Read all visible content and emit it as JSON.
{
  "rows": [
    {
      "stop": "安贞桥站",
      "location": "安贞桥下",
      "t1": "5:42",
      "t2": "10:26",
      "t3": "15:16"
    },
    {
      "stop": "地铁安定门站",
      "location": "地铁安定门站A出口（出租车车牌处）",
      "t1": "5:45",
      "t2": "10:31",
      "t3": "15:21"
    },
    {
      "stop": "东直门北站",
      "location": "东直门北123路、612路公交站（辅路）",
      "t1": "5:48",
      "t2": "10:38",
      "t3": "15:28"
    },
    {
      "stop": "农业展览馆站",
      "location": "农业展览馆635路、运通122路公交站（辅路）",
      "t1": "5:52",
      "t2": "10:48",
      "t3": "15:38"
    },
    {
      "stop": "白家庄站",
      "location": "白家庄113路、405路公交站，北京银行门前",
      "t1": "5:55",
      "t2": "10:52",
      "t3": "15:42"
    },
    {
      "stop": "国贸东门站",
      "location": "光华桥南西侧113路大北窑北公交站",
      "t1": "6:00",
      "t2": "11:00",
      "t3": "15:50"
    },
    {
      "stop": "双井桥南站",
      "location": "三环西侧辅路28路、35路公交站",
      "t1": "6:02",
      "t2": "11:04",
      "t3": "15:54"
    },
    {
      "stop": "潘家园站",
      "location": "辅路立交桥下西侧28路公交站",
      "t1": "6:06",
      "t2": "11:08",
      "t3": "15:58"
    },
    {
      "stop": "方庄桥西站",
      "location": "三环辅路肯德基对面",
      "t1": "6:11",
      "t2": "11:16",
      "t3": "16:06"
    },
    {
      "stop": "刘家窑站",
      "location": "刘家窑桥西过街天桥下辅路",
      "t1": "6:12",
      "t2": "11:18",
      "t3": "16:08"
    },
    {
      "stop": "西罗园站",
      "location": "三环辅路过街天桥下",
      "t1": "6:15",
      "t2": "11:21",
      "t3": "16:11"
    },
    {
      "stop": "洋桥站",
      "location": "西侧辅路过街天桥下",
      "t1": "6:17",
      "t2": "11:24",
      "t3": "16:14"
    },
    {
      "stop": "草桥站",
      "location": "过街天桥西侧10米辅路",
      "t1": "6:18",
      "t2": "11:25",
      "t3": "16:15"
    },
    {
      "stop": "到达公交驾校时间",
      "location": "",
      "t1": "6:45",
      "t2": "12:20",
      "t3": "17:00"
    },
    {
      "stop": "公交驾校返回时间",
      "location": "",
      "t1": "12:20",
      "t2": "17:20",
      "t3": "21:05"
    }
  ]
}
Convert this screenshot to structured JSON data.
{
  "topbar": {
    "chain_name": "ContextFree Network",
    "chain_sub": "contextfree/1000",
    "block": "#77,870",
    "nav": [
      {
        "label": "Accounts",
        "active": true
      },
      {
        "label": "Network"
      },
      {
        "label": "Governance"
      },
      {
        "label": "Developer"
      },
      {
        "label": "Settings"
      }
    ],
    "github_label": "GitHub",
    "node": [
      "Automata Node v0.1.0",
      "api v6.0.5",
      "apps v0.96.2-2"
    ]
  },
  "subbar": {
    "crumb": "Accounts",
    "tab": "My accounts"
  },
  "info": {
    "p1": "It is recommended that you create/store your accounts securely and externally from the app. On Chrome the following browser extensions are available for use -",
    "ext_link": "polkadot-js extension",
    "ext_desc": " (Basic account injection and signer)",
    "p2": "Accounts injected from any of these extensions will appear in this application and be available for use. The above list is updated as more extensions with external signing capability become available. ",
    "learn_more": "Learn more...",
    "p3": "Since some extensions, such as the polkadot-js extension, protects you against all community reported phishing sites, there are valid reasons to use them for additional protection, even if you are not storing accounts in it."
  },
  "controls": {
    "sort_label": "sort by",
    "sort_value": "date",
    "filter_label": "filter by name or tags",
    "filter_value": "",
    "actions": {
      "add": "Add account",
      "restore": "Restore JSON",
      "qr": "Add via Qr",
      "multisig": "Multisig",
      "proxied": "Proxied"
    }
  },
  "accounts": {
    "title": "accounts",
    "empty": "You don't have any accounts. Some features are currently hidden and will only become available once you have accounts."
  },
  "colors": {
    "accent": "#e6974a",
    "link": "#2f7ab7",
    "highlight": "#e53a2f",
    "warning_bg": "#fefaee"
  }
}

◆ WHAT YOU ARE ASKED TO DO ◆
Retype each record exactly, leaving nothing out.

◆ ANSWER TO THE EXERCISE ◆
Read all visible content and emit it as JSON.
{
  "rows": [
    {
      "stop": "安贞桥站",
      "location": "安贞桥下",
      "t1": "5:42",
      "t2": "10:26",
      "t3": "15:16"
    },
    {
      "stop": "地铁安定门站",
      "location": "地铁安定门站A出口（出租车车牌处）",
      "t1": "5:45",
      "t2": "10:31",
      "t3": "15:21"
    },
    {
      "stop": "东直门北站",
      "location": "东直门北123路、612路公交站（辅路）",
      "t1": "5:48",
      "t2": "10:38",
      "t3": "15:28"
    },
    {
      "stop": "农业展览馆站",
      "location": "农业展览馆635路、运通122路公交站（辅路）",
      "t1": "5:52",
      "t2": "10:48",
      "t3": "15:38"
    },
    {
      "stop": "白家庄站",
      "location": "白家庄113路、405路公交站，北京银行门前",
      "t1": "5:55",
      "t2": "10:52",
      "t3": "15:42"
    },
    {
      "stop": "国贸东门站",
      "location": "光华桥南西侧113路大北窑北公交站",
      "t1": "6:00",
      "t2": "11:00",
      "t3": "15:50"
    },
    {
      "stop": "双井桥南站",
      "location": "三环西侧辅路28路、35路公交站",
      "t1": "6:02",
      "t2": "11:04",
      "t3": "15:54"
    },
    {
      "stop": "潘家园站",
      "location": "辅路立交桥下西侧28路公交站",
      "t1": "6:06",
      "t2": "11:08",
      "t3": "15:58"
    },
    {
      "stop": "方庄桥西站",
      "location": "三环辅路肯德基对面",
      "t1": "6:11",
      "t2": "11:16",
      "t3": "16:06"
    },
    {
      "stop": "刘家窑站",
      "location": "刘家窑桥西过街天桥下辅路",
      "t1": "6:12",
      "t2": "11:18",
      "t3": "16:08"
    },
    {
      "stop": "西罗园站",
      "location": "三环辅路过街天桥下",
      "t1": "6:15",
      "t2": "11:21",
      "t3": "16:11"
    },
    {
      "stop": "洋桥站",
      "location": "西侧辅路过街天桥下",
      "t1": "6:17",
      "t2": "11:24",
      "t3": "16:14"
    },
    {
      "stop": "草桥站",
      "location": "过街天桥西侧10米辅路",
      "t1": "6:18",
      "t2": "11:25",
      "t3": "16:15"
    },
    {
      "stop": "到达公交驾校时间",
      "location": "",
      "t1": "6:45",
      "t2": "12:20",
      "t3": "17:00"
    },
    {
      "stop": "公交驾校返回时间",
      "location": "",
      "t1": "12:20",
      "t2": "17:20",
      "t3": "21:05"
    }
  ]
}
Convert this screenshot to structured JSON data.
{
  "topbar": {
    "chain_name": "ContextFree Network",
    "chain_sub": "contextfree/1000",
    "block": "#77,870",
    "nav": [
      {
        "label": "Accounts",
        "active": true
      },
      {
        "label": "Network"
      },
      {
        "label": "Governance"
      },
      {
        "label": "Developer"
      },
      {
        "label": "Settings"
      }
    ],
    "github_label": "GitHub",
    "node": [
      "Automata Node v0.1.0",
      "api v6.0.5",
      "apps v0.96.2-2"
    ]
  },
  "subbar": {
    "crumb": "Accounts",
    "tab": "My accounts"
  },
  "info": {
    "p1": "It is recommended that you create/store your accounts securely and externally from the app. On Chrome the following browser extensions are available for use -",
    "ext_link": "polkadot-js extension",
    "ext_desc": " (Basic account injection and signer)",
    "p2": "Accounts injected from any of these extensions will appear in this application and be available for use. The above list is updated as more extensions with external signing capability become available. ",
    "learn_more": "Learn more...",
    "p3": "Since some extensions, such as the polkadot-js extension, protects you against all community reported phishing sites, there are valid reasons to use them for additional protection, even if you are not storing accounts in it."
  },
  "controls": {
    "sort_label": "sort by",
    "sort_value": "date",
    "filter_label": "filter by name or tags",
    "filter_value": "",
    "actions": {
      "add": "Add account",
      "restore": "Restore JSON",
      "qr": "Add via Qr",
      "multisig": "Multisig",
      "proxied": "Proxied"
    }
  },
  "accounts": {
    "title": "accounts",
    "empty": "You don't have any accounts. Some features are currently hidden and will only become available once you have accounts."
  },
  "colors": {
    "accent": "#e6974a",
    "link": "#2f7ab7",
    "highlight": "#e53a2f",
    "warning_bg": "#fefaee"
  }
}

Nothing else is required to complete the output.